The business and operating models of digital-only banks

The premium customer

While most digital banks offer most of their products for free, some have extended their offering by paid-for premium services in order to create a revenue stream. As these premium features – including different types of insurance, unlimited free transfers/withdrawals, faster payment settlement or concierge services – are often offered in a subscription format, customers are typically prompted to pay for the full package rather than just the desired service(s), providing a significant revenue stream for the bank. Revolut, for instance, was amongst the first digital banks in Europe to break even earlier this year, a feat largely due to revenue from its premium subscription.

SMEs like digital too

Traditional banks typically service small and medium sized businesses under their retail rather than corporate banking arm. Having their product offering tested with consumers, and consequently gaining a reasonable customer base, digital banks have also identified SMEs as an ideal segment to extend their target audience to. The five FinTechs profiled have already gone, or plan to go, down this path by following up their consumer solution with a business account. While both propositions are typically built on similar features, some providers charge businesses a monthly subscription (e.g. Revolut), while others apply additional fees to specific services (e.g. TransferWise), banking on the expectation that businesses are more likely to be willing to pay for banking – something they are already used to doing. 

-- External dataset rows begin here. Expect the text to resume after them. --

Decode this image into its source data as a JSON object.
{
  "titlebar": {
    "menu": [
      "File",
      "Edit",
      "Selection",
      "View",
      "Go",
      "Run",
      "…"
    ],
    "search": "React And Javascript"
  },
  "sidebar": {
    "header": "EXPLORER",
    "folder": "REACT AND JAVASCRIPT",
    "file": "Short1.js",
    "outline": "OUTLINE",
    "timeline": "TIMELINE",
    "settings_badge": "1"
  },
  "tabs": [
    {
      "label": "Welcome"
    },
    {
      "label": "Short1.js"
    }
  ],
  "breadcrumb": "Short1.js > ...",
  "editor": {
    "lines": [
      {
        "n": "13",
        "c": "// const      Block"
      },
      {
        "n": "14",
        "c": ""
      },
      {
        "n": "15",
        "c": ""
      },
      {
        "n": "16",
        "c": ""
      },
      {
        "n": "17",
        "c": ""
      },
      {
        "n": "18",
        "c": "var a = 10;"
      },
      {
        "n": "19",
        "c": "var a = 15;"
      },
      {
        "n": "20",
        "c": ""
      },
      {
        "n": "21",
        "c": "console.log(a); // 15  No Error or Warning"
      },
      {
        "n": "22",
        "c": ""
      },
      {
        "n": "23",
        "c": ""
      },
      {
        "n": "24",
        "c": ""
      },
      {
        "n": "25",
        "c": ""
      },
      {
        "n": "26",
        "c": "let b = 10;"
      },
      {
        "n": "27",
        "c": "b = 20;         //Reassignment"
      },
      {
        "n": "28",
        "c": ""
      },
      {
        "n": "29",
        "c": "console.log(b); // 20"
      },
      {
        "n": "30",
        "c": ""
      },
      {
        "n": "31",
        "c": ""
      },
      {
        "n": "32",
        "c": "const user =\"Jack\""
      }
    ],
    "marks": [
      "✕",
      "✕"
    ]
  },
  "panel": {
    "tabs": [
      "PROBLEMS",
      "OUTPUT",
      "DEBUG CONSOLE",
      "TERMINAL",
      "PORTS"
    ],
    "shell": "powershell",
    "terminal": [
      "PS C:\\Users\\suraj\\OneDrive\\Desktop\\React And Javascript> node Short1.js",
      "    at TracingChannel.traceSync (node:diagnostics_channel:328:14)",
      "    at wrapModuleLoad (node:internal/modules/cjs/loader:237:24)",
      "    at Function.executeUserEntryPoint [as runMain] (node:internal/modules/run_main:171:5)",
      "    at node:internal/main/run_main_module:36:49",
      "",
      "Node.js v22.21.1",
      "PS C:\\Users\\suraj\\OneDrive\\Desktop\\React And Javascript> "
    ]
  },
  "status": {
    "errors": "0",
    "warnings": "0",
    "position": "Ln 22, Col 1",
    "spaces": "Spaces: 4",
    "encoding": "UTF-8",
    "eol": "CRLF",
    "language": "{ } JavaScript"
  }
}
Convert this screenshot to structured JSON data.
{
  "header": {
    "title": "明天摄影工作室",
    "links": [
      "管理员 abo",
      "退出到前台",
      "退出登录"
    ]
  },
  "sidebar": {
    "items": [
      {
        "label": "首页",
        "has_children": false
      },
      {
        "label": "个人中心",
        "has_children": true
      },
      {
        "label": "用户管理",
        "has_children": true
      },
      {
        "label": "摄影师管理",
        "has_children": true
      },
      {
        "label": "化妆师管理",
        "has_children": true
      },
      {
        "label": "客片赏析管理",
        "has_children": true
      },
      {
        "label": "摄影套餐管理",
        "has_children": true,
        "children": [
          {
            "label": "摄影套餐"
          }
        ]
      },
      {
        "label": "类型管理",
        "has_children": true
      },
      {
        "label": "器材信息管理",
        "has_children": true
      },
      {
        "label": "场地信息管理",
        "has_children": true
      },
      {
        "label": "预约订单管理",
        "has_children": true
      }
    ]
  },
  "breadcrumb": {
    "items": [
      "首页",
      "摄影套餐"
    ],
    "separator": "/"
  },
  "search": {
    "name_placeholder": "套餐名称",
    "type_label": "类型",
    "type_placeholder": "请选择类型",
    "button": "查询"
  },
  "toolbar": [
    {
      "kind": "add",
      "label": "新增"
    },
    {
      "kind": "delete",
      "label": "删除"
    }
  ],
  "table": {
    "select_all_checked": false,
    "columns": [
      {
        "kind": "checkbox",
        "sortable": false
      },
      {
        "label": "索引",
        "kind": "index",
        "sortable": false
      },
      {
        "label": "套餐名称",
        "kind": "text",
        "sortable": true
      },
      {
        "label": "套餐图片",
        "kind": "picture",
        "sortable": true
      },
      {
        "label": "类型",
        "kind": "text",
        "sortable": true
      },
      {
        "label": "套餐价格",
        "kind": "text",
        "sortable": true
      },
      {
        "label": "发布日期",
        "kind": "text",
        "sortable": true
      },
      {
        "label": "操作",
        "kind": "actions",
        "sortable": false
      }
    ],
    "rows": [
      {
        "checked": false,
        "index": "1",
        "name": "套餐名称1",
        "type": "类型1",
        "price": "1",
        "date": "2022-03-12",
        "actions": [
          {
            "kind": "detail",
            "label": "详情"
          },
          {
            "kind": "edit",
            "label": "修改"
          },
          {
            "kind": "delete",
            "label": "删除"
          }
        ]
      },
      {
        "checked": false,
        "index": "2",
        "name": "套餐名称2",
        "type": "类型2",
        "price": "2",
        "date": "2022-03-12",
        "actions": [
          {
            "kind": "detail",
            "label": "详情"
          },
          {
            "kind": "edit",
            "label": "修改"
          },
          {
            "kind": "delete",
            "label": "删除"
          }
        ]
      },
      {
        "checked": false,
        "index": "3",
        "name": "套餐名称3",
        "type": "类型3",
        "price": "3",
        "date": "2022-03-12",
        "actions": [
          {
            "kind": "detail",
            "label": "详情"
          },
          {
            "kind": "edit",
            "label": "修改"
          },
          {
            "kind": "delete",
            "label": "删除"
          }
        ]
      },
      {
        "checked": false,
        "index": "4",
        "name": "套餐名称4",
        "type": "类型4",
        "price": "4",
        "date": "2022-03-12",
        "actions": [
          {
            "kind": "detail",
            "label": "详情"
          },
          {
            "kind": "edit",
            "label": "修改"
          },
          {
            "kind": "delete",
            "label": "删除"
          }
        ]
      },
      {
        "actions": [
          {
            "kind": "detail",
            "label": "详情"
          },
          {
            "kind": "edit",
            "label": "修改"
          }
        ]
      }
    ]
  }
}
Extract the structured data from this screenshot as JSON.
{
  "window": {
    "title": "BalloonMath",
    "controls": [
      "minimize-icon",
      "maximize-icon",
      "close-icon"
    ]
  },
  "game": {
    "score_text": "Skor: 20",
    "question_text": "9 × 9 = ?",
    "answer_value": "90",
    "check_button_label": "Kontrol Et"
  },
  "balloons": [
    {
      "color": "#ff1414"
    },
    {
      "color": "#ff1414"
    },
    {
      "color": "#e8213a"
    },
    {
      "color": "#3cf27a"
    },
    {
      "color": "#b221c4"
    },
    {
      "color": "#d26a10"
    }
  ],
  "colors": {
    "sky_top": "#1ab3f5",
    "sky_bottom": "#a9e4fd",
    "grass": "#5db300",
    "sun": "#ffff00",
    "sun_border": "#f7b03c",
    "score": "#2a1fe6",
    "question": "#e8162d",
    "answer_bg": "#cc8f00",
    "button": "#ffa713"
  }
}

The marketplace model

While most digital banks offer a wide range of banking services, some of these tend to come from partnering with third-party providers. For instance, Starling Bank’s only proprietary product is its current account, which serves as a basis for the provision of ancillary services, ranging from loans to insurance, to investment opportunities. Instead of developing these services in-house, Starling enables a select group of partnering financial service providers access to its platform in exchange for a fee. In effect, Starling is using its customer base to create a market for its partners, charging a commission for each acquired customer. 

In such cases of digital banks applying this marketplace model, the majority of their income often comes from partners rather than customers. Naturally, only banks with a large enough customer base can be successful in this set-up, underlining the current intensity of competition amongst digital banks.

Banking as a Service

While customer-centricity is heralded amongst the main USPs of digital banks, some are looking beyond offering consumer-facing services to diversify their revenue streams. Starling, which is among the few digital banks built on its own proprietary platform, has recently leapt into the Banking as a Service (BaaS) industry, making its technology available to other start-ups looking to launch a digital bank. Naturally, this raises the question whether the two offerings could threaten each other’s success. Generally, as long as such partners operate in different markets, the two business lines should be able to thrive alongside each other. Further along the line, however, such partners could easily end up expanding their banking solution into the same market(s) as they aim for global success, and by doing so, becoming direct competitors. 

Different approach, same result?

It is fair to say that consumers in Europe looking to bank with a digital-only provider would have a difficult time finding relative advantages/disadvantages amongst the leading players in the industry. Still, despite the limited surface-level variety, exploring the business models of leading digital banks reveals different approaches to the challenge of making money. Alongside the more straightforward method of offering paid-for premium features/subscriptions, some are banking on the value that access to their customer base offers to third-parties, while others outsource their technology to neobanks wanting to focus on the Fin rather than the Tech. With competition amongst digital banks heating up, it will be interesting to see which business model(s) prove to be the winning formula in the long term.